Thank you for the opportunity to comment on this important draft. We are law professors at the University of Arkansas in Fayetteville, Arkansas, USA. We think the final report will serve as an invaluable tool for establishing a lexicon of SFS terms in a way that will facilitate a more precise understanding of SFS law and policy development. We are advocates of such a lexicon so that stakeholders communicate SFS concepts through a shared language. We offer three perspectives on the draft:
(1) Many SFS models embed law and policy making as a food system element. See p. 10, Fig. 1. This report may benefit from making a distinction between structural elements of SFS (law and policy, institutions) and the substantive elements of a food system (socio-cultural, environment, and science and technology). We make this suggestion so that stakeholders can distinguish between policy ideas and the tools that allow those ideas to be implemented. Framing law and policy as a structural aspect of SFS rather than a source of substantive input will also foster insight into how different types of government may or may not be well suited to adopt different policy options.

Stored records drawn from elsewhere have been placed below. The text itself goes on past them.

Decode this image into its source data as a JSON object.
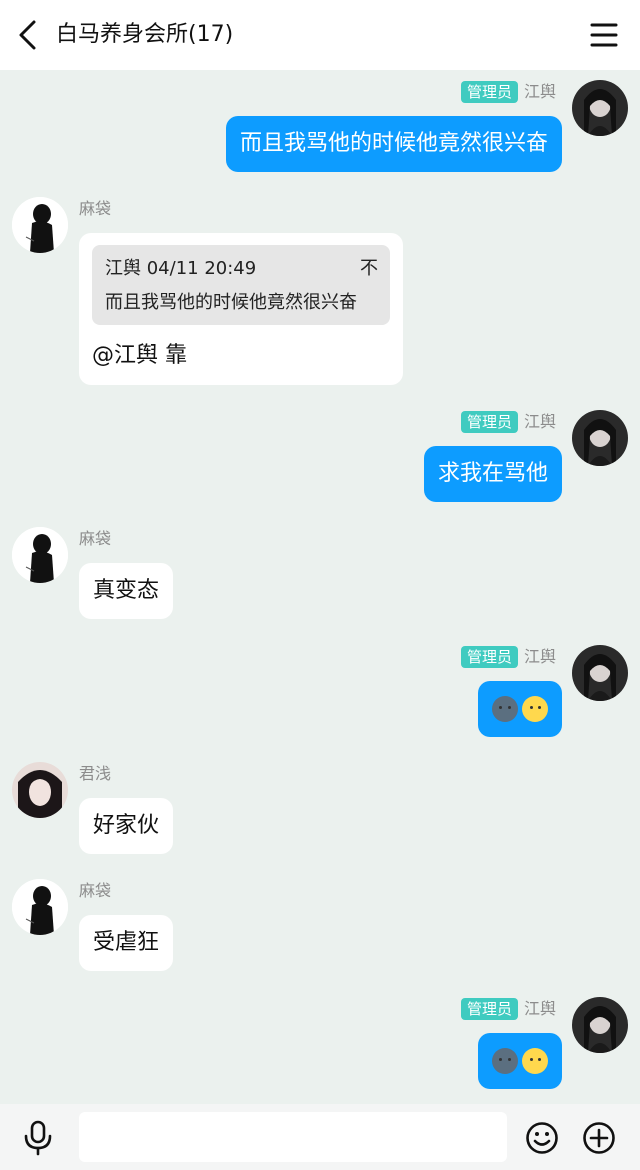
{
  "header": {
    "title": "白马养身会所(17)",
    "back_icon": "chevron-left-icon",
    "menu_icon": "hamburger-menu-icon"
  },
  "messages": [
    {
      "side": "right",
      "sender": "江舆",
      "badge": "管理员",
      "text": "而且我骂他的时候他竟然很兴奋"
    },
    {
      "side": "left",
      "sender": "麻袋",
      "quote": {
        "author": "江舆",
        "time": "04/11 20:49",
        "text": "而且我骂他的时候他竟然很兴奋",
        "icon": "pin-top-icon",
        "icon_glyph": "不"
      },
      "text": "@江舆 靠"
    },
    {
      "side": "right",
      "sender": "江舆",
      "badge": "管理员",
      "text": "求我在骂他"
    },
    {
      "side": "left",
      "sender": "麻袋",
      "text": "真变态"
    },
    {
      "side": "right",
      "sender": "江舆",
      "badge": "管理员",
      "emojis": [
        "new-moon-face-icon",
        "full-moon-face-icon"
      ]
    },
    {
      "side": "left",
      "sender": "君浅",
      "text": "好家伙"
    },
    {
      "side": "left",
      "sender": "麻袋",
      "text": "受虐狂"
    },
    {
      "side": "right",
      "sender": "江舆",
      "badge": "管理员",
      "emojis": [
        "new-moon-face-icon",
        "full-moon-face-icon"
      ]
    }
  ],
  "input_bar": {
    "placeholder": "",
    "mic_icon": "microphone-icon",
    "emoji_icon": "smiley-icon",
    "plus_icon": "plus-circle-icon"
  },
  "colors": {
    "background": "#ebf1ee",
    "sent_bubble": "#0d9cff",
    "admin_badge": "#3fcbc0"
  }
}
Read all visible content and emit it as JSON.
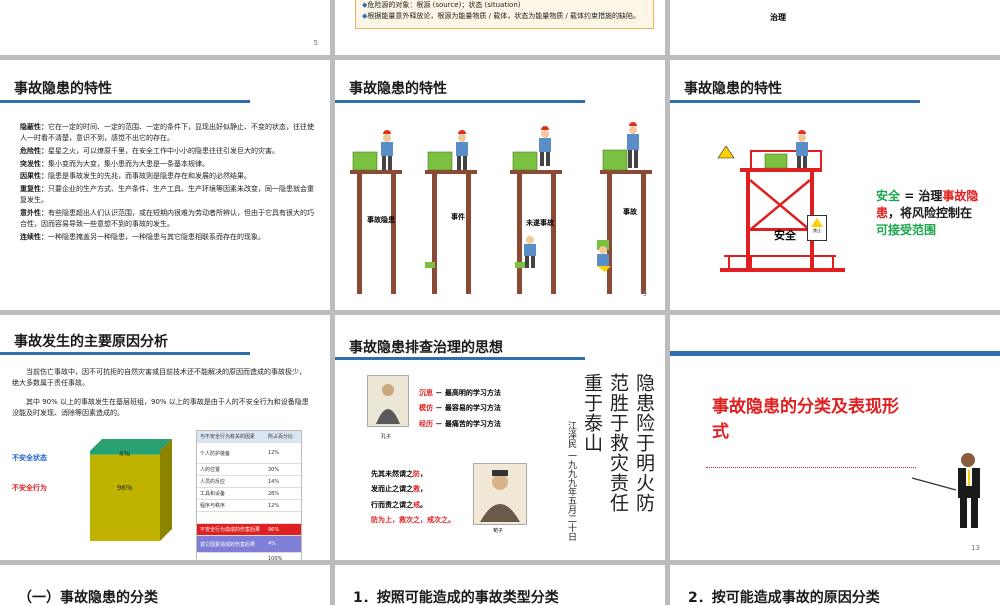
{
  "slides": {
    "top_left": {
      "page": "5"
    },
    "top_mid": {
      "bullets": [
        "危险源的对象：根源 (source)；状态 (situation)",
        "根据能量意外释放论，根源为能量物质 / 载体，状态为能量物质 / 载体约束措施的缺陷。"
      ]
    },
    "top_right": {
      "caption": "治理"
    },
    "feature_text": {
      "title": "事故隐患的特性",
      "items": [
        {
          "label": "隐蔽性：",
          "text": "它在一定的时间、一定的范围、一定的条件下，显现出好似静止、不变的状态，往往使人一时看不清楚，意识不到，感觉不出它的存在。"
        },
        {
          "label": "危险性：",
          "text": "星星之火，可以燎原千里，在安全工作中小小的隐患往往引发巨大的灾害。"
        },
        {
          "label": "突发性：",
          "text": "集小变而为大变，集小患而为大患是一条基本规律。"
        },
        {
          "label": "因果性：",
          "text": "隐患是事故发生的先兆，而事故则是隐患存在和发展的必然结果。"
        },
        {
          "label": "重复性：",
          "text": "只要企业的生产方式、生产条件、生产工具、生产环境等因素未改变，同一隐患就会重复发生。"
        },
        {
          "label": "意外性：",
          "text": "有些隐患超出人们认识范围，或在短期内很难为劳动者所辨认，但由于它具有很大的巧合性，因而容易导致一些意想不到的事故的发生。"
        },
        {
          "label": "连续性：",
          "text": "一种隐患掩盖另一种隐患，一种隐患与其它隐患相联系而存在的现象。"
        }
      ]
    },
    "feature_pic": {
      "title": "事故隐患的特性",
      "labels": [
        "事故隐患",
        "事件",
        "未遂事故",
        "事故"
      ],
      "page": "9"
    },
    "feature_safety": {
      "title": "事故隐患的特性",
      "safe_label": "安全",
      "statement_parts": [
        {
          "text": "安全 ",
          "color": "#1aa64a"
        },
        {
          "text": "= 治理",
          "color": "#1a1a1a"
        },
        {
          "text": "事故隐患",
          "color": "#e02020"
        },
        {
          "text": "，将风险控制在",
          "color": "#1a1a1a"
        },
        {
          "text": "可接受范围",
          "color": "#1aa64a"
        }
      ],
      "sign_text": "安全",
      "sign_text2": "禁止"
    },
    "causes": {
      "title": "事故发生的主要原因分析",
      "para1": "当前伤亡事故中，因不可抗拒的自然灾害或目前技术还不能解决的原因而造成的事故极少，绝大多数属于责任事故。",
      "para2": "其中 90% 以上的事故发生在基层班组，90% 以上的事故是由于人的不安全行为和设备隐患没能及时发现、消除等因素造成的。",
      "chart_data": {
        "type": "bar",
        "categories": [
          "不安全状态",
          "不安全行为"
        ],
        "values": [
          4,
          96
        ],
        "unit": "%"
      },
      "table": {
        "header": [
          "与不安全行为有关的因素",
          "所占百分比"
        ],
        "rows": [
          [
            "个人防护装备",
            "12%"
          ],
          [
            "人的位置",
            "30%"
          ],
          [
            "人员的反应",
            "14%"
          ],
          [
            "工具和设备",
            "28%"
          ],
          [
            "程序与秩序",
            "12%"
          ],
          [
            "",
            ""
          ],
          [
            "不安全行为造成的伤害后果",
            "96%"
          ],
          [
            "其它因素造成的伤害后果",
            "4%"
          ],
          [
            "",
            "100%"
          ]
        ]
      }
    },
    "thinking": {
      "title": "事故隐患排查治理的思想",
      "lines": [
        {
          "hl": "沉思",
          "rest": " － 最高明的学习方法"
        },
        {
          "hl": "模仿",
          "rest": " － 最容易的学习方法"
        },
        {
          "hl": "经历",
          "rest": " － 最痛苦的学习方法"
        }
      ],
      "confucius": "孔子",
      "sayings": [
        {
          "pre": "先其未然谓之",
          "hl": "防",
          "post": "，"
        },
        {
          "pre": "发而止之谓之",
          "hl": "救",
          "post": "，"
        },
        {
          "pre": "行而责之谓之",
          "hl": "戒",
          "post": "。"
        }
      ],
      "conclusion": "防为上，救次之，戒次之。",
      "author2": "荀子",
      "calligraphy_cols": [
        "隐患险于明火防",
        "范胜于救灾责任",
        "重于泰山",
        "江泽民 一九九九年五月二十日"
      ]
    },
    "classify": {
      "title": "事故隐患的分类及表现形式",
      "page": "13"
    },
    "bottom": [
      {
        "title": "（一）事故隐患的分类"
      },
      {
        "title": "1．按照可能造成的事故类型分类"
      },
      {
        "title": "2．按可能造成事故的原因分类"
      }
    ]
  },
  "colors": {
    "accent_blue": "#2f6fb0",
    "red": "#e02020",
    "green": "#1aa64a",
    "olive": "#bfb300"
  }
}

(2) The draft requests comments that assist in defining inter-connected policy-making. See p. 54. From the legal perspective, we accept that inter-connected policy making is a way to capture both the process and substance of formulating, implementing, and evaluating law and policy that has systems-based outcome goals. It is important that inter-connected policy making (passing the law, implementing it, and studying outcomes to make further changes if goals aren’t achieved) also incorporates a systems perspective so that changes in policy are assessed on the broad SFS spectrum, not simply within the particular policy domain. For example, inter-connected policy making regarding crop subsidies should consider not just the impact on agricultural sector, but also on human health and environment in all phases of policy-making. See K. Parsons et al., UK Policy Making Institutions and their Implications for Integrated Food Policy, in Barling & Fanzo, Advances in Food Security and Sustainability, Chpt 7, 3:227-8 (2018).
(3) Law (including regulation) is perhaps the largest influencer of the food system. For this reason, this report is critical to speaking a common language that will allow more effective policy development. We urge the drafters to provide more context, and possibly direction, for positive SFS policy development by defining or visualizing current policy incoherence. For example, what language will SFS stakeholders use to describe the barriers that come from policy incoherence? Similarly, should the report include visualizations of barriers to achieving SFS such as lack of inclusion, disconnections between legal domains, and cultural misunderstanding? Fig. 1 (p.10) and Annex 3 (p. 61) provide excellent visual representations of SFS concepts but they might benefit from clearer representations of barriers or friction points that limit SFS progress.
Again, we appreciate the opportunity to comment on this important draft and look forward to reading the final product.
· Margaret Sova McCabe, Dean & Professor of Law
· Uche U. Uwelukwa, E.J. Ball Professor of Law
· Susan Schneider, William H. Enfield Professor of Law & Director, LL.M. Program in Agriculture & Food Law